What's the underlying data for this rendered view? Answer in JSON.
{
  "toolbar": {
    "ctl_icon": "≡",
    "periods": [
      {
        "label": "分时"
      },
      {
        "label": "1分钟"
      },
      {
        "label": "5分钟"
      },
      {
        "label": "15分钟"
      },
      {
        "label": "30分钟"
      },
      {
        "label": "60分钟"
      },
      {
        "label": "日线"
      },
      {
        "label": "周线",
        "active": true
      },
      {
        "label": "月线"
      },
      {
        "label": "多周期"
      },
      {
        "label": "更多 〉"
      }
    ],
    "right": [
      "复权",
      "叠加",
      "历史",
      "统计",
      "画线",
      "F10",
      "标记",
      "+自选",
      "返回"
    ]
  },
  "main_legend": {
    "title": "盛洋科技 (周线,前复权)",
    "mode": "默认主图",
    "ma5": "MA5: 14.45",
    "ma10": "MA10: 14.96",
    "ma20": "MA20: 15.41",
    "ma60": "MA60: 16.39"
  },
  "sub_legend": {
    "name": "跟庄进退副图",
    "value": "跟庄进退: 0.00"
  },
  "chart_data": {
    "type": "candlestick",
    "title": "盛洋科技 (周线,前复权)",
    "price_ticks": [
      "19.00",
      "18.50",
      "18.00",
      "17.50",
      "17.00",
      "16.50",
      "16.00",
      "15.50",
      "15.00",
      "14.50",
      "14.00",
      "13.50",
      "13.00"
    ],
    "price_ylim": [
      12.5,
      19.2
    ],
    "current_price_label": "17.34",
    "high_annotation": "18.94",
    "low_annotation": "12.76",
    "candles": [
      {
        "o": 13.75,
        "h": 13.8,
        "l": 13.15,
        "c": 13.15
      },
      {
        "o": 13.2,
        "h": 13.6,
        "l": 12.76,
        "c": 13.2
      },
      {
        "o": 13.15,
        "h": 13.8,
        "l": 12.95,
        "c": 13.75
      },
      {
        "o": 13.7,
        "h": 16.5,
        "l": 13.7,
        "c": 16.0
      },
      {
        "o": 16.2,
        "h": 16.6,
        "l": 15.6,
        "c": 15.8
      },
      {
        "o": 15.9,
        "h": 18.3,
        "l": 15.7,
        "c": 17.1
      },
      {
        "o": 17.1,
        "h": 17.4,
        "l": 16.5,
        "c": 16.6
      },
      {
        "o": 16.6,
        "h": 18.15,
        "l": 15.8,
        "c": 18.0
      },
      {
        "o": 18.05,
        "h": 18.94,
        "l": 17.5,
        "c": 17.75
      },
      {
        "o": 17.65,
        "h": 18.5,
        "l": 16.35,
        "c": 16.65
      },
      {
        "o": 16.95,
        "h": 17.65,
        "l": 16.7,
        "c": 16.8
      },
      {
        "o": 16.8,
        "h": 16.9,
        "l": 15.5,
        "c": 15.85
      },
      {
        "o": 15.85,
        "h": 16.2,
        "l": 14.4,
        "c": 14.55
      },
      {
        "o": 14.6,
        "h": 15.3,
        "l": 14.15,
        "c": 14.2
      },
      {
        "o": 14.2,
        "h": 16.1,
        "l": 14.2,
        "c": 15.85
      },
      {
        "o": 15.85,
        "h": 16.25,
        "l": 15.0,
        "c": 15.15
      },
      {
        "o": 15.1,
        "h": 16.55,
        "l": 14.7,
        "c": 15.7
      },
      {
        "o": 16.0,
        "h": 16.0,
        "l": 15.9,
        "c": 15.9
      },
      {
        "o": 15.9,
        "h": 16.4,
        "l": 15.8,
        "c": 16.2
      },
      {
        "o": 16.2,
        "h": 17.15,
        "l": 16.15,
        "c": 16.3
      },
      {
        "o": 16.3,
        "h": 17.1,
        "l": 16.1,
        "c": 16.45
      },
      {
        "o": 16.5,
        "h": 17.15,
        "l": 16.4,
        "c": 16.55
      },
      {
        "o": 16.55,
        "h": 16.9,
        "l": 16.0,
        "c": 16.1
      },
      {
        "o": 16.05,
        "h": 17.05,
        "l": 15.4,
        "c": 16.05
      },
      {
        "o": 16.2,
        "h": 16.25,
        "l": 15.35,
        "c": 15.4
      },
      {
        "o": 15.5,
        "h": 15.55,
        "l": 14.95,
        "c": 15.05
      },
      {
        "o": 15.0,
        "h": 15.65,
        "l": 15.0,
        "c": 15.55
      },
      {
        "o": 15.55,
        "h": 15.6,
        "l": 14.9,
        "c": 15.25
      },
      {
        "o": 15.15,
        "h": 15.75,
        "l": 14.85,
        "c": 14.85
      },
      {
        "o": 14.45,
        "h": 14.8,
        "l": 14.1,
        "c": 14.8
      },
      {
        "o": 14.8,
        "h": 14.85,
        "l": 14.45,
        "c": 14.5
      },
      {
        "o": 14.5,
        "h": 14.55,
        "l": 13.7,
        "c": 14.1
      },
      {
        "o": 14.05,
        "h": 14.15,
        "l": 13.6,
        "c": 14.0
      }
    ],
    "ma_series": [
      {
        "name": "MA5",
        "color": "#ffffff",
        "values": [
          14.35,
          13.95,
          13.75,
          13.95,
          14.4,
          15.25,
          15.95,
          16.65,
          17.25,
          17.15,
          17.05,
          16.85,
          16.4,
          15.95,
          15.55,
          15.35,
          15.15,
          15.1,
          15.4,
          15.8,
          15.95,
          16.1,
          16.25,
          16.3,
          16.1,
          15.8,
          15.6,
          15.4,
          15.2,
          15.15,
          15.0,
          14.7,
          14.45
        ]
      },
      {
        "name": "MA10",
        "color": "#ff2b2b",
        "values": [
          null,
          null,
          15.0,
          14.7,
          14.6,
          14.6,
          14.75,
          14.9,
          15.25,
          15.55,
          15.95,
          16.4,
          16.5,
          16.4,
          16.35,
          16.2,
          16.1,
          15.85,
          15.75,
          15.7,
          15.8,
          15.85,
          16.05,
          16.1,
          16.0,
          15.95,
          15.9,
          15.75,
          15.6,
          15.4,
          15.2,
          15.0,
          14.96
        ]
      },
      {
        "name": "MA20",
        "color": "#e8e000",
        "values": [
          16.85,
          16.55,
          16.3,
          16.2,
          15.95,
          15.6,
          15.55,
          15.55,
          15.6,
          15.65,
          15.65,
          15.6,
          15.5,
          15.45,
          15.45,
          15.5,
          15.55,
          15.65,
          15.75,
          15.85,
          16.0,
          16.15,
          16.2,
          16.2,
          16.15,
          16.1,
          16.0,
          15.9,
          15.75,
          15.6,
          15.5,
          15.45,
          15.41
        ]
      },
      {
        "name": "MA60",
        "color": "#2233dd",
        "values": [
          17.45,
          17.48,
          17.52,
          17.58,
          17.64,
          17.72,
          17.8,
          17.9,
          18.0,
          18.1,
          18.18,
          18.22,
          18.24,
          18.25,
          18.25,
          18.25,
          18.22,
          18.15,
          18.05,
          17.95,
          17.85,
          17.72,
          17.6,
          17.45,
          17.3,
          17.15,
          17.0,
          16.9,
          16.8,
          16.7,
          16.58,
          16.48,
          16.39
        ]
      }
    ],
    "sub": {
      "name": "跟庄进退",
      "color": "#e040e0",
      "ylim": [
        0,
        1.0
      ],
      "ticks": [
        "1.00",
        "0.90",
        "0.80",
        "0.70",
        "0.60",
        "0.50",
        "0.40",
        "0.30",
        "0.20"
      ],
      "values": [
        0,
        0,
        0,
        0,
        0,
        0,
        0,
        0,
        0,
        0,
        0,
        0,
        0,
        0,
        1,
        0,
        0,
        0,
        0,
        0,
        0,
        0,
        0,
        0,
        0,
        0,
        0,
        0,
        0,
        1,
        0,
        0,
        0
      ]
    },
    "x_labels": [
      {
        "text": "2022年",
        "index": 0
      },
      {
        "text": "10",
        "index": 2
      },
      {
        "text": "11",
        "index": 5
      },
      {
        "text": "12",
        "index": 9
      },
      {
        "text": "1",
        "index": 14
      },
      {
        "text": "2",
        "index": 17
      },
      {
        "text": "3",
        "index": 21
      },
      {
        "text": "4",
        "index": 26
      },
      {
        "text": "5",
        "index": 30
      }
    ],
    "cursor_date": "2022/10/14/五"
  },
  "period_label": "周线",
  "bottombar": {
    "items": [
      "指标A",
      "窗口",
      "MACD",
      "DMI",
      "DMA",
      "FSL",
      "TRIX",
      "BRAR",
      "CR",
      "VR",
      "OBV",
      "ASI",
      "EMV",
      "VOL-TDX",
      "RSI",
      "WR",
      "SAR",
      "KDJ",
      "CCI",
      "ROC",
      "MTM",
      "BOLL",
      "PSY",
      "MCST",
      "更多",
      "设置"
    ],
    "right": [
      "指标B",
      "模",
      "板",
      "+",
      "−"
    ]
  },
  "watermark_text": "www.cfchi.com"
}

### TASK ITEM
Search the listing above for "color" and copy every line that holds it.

### EXERCISE ANSWER
        "color": "#ffffff",
        "color": "#ff2b2b",
        "color": "#e8e000",
        "color": "#2233dd",
      "color": "#e040e0",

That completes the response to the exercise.